- _EXERCISE OBJECTIVE_
Once you have read the listing, write it all out exactly.

- _INFORMATION_
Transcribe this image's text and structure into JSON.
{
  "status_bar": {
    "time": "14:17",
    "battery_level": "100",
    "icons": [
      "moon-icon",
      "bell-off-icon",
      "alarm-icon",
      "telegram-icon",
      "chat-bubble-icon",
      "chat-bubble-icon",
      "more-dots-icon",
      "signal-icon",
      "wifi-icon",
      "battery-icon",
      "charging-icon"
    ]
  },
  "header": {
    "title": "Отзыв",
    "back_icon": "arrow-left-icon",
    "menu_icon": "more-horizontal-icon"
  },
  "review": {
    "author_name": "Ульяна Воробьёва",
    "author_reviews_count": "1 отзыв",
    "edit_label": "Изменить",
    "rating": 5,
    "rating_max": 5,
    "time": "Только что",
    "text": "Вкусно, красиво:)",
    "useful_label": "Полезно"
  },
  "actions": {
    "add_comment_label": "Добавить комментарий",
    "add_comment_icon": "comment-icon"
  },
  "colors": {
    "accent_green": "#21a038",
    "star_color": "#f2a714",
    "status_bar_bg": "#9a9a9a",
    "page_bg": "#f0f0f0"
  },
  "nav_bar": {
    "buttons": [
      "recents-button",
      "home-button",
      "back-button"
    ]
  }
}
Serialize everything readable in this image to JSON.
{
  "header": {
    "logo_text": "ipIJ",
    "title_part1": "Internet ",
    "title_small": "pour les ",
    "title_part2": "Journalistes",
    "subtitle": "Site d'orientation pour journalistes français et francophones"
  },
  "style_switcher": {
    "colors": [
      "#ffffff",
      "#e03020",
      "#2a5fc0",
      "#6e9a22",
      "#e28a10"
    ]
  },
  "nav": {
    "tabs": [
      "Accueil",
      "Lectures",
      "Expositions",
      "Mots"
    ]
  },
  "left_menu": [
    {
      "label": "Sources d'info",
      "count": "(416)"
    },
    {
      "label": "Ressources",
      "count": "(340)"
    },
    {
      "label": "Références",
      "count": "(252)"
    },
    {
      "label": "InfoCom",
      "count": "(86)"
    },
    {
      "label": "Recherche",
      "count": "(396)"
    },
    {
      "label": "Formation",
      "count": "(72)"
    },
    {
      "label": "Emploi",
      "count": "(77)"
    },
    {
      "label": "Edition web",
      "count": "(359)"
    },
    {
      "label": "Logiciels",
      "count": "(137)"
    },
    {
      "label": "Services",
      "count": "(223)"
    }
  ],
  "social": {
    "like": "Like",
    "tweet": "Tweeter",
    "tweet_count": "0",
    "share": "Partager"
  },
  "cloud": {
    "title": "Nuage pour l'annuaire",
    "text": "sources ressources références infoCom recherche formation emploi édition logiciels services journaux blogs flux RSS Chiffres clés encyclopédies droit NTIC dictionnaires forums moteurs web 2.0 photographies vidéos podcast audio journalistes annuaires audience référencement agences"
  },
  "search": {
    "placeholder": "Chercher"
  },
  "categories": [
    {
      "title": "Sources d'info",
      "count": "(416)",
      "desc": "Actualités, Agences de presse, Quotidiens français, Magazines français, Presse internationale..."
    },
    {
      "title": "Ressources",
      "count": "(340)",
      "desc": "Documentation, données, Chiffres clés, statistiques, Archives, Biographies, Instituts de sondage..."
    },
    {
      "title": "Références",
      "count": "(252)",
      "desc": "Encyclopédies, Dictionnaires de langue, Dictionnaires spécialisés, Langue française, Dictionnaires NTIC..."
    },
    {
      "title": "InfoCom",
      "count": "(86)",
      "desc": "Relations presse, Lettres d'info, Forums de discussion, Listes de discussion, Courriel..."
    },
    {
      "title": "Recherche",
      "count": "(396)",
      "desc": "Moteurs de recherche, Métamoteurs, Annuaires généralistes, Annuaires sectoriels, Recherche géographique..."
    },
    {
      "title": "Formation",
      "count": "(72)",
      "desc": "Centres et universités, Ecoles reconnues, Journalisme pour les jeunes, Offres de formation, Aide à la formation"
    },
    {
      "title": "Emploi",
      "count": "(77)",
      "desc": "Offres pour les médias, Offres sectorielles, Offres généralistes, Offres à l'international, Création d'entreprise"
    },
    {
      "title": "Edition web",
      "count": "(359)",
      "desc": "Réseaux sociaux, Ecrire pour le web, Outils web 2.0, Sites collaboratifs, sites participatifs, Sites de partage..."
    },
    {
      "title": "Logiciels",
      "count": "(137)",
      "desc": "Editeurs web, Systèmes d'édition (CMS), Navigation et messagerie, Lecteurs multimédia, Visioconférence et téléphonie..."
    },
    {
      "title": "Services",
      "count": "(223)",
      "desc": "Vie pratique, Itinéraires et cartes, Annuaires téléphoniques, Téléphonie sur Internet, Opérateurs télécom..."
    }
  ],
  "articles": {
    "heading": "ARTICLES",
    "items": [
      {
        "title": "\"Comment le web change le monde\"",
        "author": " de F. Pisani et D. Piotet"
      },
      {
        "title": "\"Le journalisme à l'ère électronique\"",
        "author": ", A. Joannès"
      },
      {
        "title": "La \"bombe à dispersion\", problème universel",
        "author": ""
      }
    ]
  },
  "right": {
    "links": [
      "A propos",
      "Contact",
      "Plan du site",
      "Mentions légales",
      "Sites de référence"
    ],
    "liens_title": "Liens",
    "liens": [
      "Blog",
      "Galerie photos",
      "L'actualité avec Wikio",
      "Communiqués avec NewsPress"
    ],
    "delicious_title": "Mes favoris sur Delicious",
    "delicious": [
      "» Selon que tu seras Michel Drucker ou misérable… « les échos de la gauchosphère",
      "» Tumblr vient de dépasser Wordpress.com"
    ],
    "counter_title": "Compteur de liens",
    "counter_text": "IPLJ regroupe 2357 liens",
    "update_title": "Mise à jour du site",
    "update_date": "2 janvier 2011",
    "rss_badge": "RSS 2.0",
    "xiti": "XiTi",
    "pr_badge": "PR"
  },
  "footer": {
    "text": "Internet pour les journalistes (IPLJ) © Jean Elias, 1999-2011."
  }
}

- _RESULT OF THE EXERCISE_
Transcribe this image's text and structure into JSON.
{
  "status_bar": {
    "time": "14:17",
    "battery_level": "100",
    "icons": [
      "moon-icon",
      "bell-off-icon",
      "alarm-icon",
      "telegram-icon",
      "chat-bubble-icon",
      "chat-bubble-icon",
      "more-dots-icon",
      "signal-icon",
      "wifi-icon",
      "battery-icon",
      "charging-icon"
    ]
  },
  "header": {
    "title": "Отзыв",
    "back_icon": "arrow-left-icon",
    "menu_icon": "more-horizontal-icon"
  },
  "review": {
    "author_name": "Ульяна Воробьёва",
    "author_reviews_count": "1 отзыв",
    "edit_label": "Изменить",
    "rating": 5,
    "rating_max": 5,
    "time": "Только что",
    "text": "Вкусно, красиво:)",
    "useful_label": "Полезно"
  },
  "actions": {
    "add_comment_label": "Добавить комментарий",
    "add_comment_icon": "comment-icon"
  },
  "colors": {
    "accent_green": "#21a038",
    "star_color": "#f2a714",
    "status_bar_bg": "#9a9a9a",
    "page_bg": "#f0f0f0"
  },
  "nav_bar": {
    "buttons": [
      "recents-button",
      "home-button",
      "back-button"
    ]
  }
}
Serialize everything readable in this image to JSON.
{
  "header": {
    "logo_text": "ipIJ",
    "title_part1": "Internet ",
    "title_small": "pour les ",
    "title_part2": "Journalistes",
    "subtitle": "Site d'orientation pour journalistes français et francophones"
  },
  "style_switcher": {
    "colors": [
      "#ffffff",
      "#e03020",
      "#2a5fc0",
      "#6e9a22",
      "#e28a10"
    ]
  },
  "nav": {
    "tabs": [
      "Accueil",
      "Lectures",
      "Expositions",
      "Mots"
    ]
  },
  "left_menu": [
    {
      "label": "Sources d'info",
      "count": "(416)"
    },
    {
      "label": "Ressources",
      "count": "(340)"
    },
    {
      "label": "Références",
      "count": "(252)"
    },
    {
      "label": "InfoCom",
      "count": "(86)"
    },
    {
      "label": "Recherche",
      "count": "(396)"
    },
    {
      "label": "Formation",
      "count": "(72)"
    },
    {
      "label": "Emploi",
      "count": "(77)"
    },
    {
      "label": "Edition web",
      "count": "(359)"
    },
    {
      "label": "Logiciels",
      "count": "(137)"
    },
    {
      "label": "Services",
      "count": "(223)"
    }
  ],
  "social": {
    "like": "Like",
    "tweet": "Tweeter",
    "tweet_count": "0",
    "share": "Partager"
  },
  "cloud": {
    "title": "Nuage pour l'annuaire",
    "text": "sources ressources références infoCom recherche formation emploi édition logiciels services journaux blogs flux RSS Chiffres clés encyclopédies droit NTIC dictionnaires forums moteurs web 2.0 photographies vidéos podcast audio journalistes annuaires audience référencement agences"
  },
  "search": {
    "placeholder": "Chercher"
  },
  "categories": [
    {
      "title": "Sources d'info",
      "count": "(416)",
      "desc": "Actualités, Agences de presse, Quotidiens français, Magazines français, Presse internationale..."
    },
    {
      "title": "Ressources",
      "count": "(340)",
      "desc": "Documentation, données, Chiffres clés, statistiques, Archives, Biographies, Instituts de sondage..."
    },
    {
      "title": "Références",
      "count": "(252)",
      "desc": "Encyclopédies, Dictionnaires de langue, Dictionnaires spécialisés, Langue française, Dictionnaires NTIC..."
    },
    {
      "title": "InfoCom",
      "count": "(86)",
      "desc": "Relations presse, Lettres d'info, Forums de discussion, Listes de discussion, Courriel..."
    },
    {
      "title": "Recherche",
      "count": "(396)",
      "desc": "Moteurs de recherche, Métamoteurs, Annuaires généralistes, Annuaires sectoriels, Recherche géographique..."
    },
    {
      "title": "Formation",
      "count": "(72)",
      "desc": "Centres et universités, Ecoles reconnues, Journalisme pour les jeunes, Offres de formation, Aide à la formation"
    },
    {
      "title": "Emploi",
      "count": "(77)",
      "desc": "Offres pour les médias, Offres sectorielles, Offres généralistes, Offres à l'international, Création d'entreprise"
    },
    {
      "title": "Edition web",
      "count": "(359)",
      "desc": "Réseaux sociaux, Ecrire pour le web, Outils web 2.0, Sites collaboratifs, sites participatifs, Sites de partage..."
    },
    {
      "title": "Logiciels",
      "count": "(137)",
      "desc": "Editeurs web, Systèmes d'édition (CMS), Navigation et messagerie, Lecteurs multimédia, Visioconférence et téléphonie..."
    },
    {
      "title": "Services",
      "count": "(223)",
      "desc": "Vie pratique, Itinéraires et cartes, Annuaires téléphoniques, Téléphonie sur Internet, Opérateurs télécom..."
    }
  ],
  "articles": {
    "heading": "ARTICLES",
    "items": [
      {
        "title": "\"Comment le web change le monde\"",
        "author": " de F. Pisani et D. Piotet"
      },
      {
        "title": "\"Le journalisme à l'ère électronique\"",
        "author": ", A. Joannès"
      },
      {
        "title": "La \"bombe à dispersion\", problème universel",
        "author": ""
      }
    ]
  },
  "right": {
    "links": [
      "A propos",
      "Contact",
      "Plan du site",
      "Mentions légales",
      "Sites de référence"
    ],
    "liens_title": "Liens",
    "liens": [
      "Blog",
      "Galerie photos",
      "L'actualité avec Wikio",
      "Communiqués avec NewsPress"
    ],
    "delicious_title": "Mes favoris sur Delicious",
    "delicious": [
      "» Selon que tu seras Michel Drucker ou misérable… « les échos de la gauchosphère",
      "» Tumblr vient de dépasser Wordpress.com"
    ],
    "counter_title": "Compteur de liens",
    "counter_text": "IPLJ regroupe 2357 liens",
    "update_title": "Mise à jour du site",
    "update_date": "2 janvier 2011",
    "rss_badge": "RSS 2.0",
    "xiti": "XiTi",
    "pr_badge": "PR"
  },
  "footer": {
    "text": "Internet pour les journalistes (IPLJ) © Jean Elias, 1999-2011."
  }
}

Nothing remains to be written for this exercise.